EXT 2 Evaluation of annual and perennial forage species for stock pile grazing in beef cattle: grazing trial

 

Project Details

At this Johnson Research Field, MBFI is researching forages varieties for their use in extended grazing systems. This page provides information about this particular research project; including the background, objectives, and updates.

  • Project Lead: Emma McGeough, Assistant Professor (University of Manitoba) | Send Email
  • Project Start: April 2014
  • Project Status: Completed
  • Location: Johnson Research Field (Arborg, Carmen and Roblin, Manitoba | Saskatoon and Lanigan, Saskatchewan)

For more Information Click Here to View our 2015 Technical Bulletins

For more Information Click Here to View our 2016 Technical Bulletins

About This Project

Extended winter grazing is a management technique that is increasingly popular because of the economic benefits and soil benefits due to increased nutrient distribution on pastures. Although it is growing in popularity, little research has been done to determine which forage species are most suitable to use for stockpiled grazing.

 

 

Objectives

  1. To evaluate annual and perennial forage species (years 1 and 2) and their potential to serve as stockpiled forage for overwintered cattle (year 3).
  2. To execute an economic analysis/risk analysis for selected forage species.
 

Update

November 2016

- Heifers were moved to the site on October 17

- Period 1 of the grazing trial began on October 20 and was to be completed on November 16.

As of Spring 2016 - Twenty-nine different legume, grass, and annual forage mixtures have been established at sites in Roblin, Carmen, Arborg, Saskatoon, and Lanigan. These sites are already being used to measure forage yield, quality, standing height, leaf: stem ratio, N contribution and productivity of the different forage mixtures. The summer of 2015 was used to establish five forage varieties at MBFI'S Johnson site.

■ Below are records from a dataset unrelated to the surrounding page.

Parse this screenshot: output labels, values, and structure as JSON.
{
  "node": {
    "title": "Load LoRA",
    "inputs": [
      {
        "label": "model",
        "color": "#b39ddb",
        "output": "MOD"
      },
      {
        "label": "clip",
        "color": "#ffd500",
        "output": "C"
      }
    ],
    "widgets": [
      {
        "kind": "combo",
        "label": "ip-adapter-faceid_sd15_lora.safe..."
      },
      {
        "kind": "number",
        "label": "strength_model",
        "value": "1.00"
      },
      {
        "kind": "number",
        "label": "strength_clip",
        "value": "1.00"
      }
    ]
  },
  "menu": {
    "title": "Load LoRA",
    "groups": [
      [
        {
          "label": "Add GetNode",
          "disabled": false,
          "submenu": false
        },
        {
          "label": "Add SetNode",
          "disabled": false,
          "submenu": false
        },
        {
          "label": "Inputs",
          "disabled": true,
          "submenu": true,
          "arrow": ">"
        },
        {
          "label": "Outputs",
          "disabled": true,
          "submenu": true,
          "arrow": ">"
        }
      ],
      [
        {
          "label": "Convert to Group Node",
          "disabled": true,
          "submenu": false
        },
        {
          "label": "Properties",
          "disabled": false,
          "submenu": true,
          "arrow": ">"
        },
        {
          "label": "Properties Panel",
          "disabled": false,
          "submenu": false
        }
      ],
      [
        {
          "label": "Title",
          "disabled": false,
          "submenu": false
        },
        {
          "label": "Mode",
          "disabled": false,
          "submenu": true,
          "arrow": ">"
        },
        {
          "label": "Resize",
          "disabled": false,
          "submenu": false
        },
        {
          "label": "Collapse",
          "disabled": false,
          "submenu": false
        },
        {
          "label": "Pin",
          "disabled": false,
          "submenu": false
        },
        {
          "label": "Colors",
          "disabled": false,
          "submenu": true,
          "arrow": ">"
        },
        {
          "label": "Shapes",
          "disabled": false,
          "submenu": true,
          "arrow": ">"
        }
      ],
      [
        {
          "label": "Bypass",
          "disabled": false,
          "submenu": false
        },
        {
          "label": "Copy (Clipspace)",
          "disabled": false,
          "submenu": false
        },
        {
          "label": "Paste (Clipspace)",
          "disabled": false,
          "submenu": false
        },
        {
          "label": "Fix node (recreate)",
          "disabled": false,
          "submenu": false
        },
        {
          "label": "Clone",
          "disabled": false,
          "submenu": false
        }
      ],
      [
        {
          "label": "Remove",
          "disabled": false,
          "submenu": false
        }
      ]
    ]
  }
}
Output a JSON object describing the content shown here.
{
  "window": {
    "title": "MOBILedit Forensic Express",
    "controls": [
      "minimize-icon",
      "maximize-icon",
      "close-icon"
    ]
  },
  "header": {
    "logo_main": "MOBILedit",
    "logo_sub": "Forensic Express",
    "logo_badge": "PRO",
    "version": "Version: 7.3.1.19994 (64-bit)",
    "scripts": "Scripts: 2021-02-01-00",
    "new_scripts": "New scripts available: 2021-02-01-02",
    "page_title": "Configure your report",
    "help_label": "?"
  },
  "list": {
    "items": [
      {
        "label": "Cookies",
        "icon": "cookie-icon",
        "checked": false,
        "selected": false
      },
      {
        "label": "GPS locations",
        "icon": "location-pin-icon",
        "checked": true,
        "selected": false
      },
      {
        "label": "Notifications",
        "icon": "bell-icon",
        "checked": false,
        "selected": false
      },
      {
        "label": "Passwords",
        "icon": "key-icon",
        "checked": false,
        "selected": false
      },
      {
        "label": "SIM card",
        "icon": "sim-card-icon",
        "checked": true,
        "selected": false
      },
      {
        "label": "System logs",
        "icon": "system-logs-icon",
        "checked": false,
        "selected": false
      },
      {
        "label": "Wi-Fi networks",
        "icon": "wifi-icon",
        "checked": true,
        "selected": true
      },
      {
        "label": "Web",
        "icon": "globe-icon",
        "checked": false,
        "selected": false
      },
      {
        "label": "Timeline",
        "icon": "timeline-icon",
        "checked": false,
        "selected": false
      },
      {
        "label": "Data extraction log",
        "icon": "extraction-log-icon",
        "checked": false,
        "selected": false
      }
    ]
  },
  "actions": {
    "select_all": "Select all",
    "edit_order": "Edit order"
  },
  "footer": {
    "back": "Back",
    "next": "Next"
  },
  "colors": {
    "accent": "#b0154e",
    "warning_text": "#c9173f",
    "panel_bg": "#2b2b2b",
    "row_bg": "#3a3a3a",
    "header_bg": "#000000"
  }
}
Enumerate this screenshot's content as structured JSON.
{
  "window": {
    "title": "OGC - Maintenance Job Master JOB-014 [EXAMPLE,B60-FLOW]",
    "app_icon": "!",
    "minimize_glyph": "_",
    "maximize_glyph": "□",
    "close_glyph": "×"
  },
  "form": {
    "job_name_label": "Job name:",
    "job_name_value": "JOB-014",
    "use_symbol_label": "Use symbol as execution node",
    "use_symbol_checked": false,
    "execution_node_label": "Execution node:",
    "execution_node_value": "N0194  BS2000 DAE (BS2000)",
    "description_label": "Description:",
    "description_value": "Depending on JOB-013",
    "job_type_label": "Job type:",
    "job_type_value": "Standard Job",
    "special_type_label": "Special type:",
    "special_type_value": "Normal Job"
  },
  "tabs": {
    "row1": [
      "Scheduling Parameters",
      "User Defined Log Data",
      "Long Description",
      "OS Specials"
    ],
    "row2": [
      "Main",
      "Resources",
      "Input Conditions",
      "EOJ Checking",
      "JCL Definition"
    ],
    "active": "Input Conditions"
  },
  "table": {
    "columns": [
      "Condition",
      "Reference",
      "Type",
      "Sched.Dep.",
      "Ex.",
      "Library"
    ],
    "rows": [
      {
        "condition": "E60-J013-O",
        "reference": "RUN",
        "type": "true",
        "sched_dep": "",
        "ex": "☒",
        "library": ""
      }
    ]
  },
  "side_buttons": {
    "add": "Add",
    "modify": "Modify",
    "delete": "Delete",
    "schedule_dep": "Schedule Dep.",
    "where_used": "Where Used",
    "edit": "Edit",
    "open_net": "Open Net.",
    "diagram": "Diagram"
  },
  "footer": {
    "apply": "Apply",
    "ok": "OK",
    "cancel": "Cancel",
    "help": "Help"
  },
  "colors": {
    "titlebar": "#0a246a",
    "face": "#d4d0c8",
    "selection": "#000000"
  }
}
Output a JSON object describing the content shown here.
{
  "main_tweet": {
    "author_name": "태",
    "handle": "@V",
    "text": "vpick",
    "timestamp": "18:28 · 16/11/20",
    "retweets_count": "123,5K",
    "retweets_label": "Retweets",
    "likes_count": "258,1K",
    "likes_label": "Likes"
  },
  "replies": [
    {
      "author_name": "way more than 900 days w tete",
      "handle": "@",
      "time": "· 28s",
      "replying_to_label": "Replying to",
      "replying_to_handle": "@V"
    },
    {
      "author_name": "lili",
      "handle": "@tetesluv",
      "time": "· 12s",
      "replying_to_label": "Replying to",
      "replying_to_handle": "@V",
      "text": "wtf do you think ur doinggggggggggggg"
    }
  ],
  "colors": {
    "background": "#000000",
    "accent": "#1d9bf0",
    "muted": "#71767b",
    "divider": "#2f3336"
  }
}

Dry cows will graze these forages during the 2016-2017 winter to test their persistence of quality, spring regrowth and capacity to remain upright with snow accumulation. It is anticipated that this research will identify forage varieties with improved yield, quality, persistence, and productivity for use in extended grazing systems.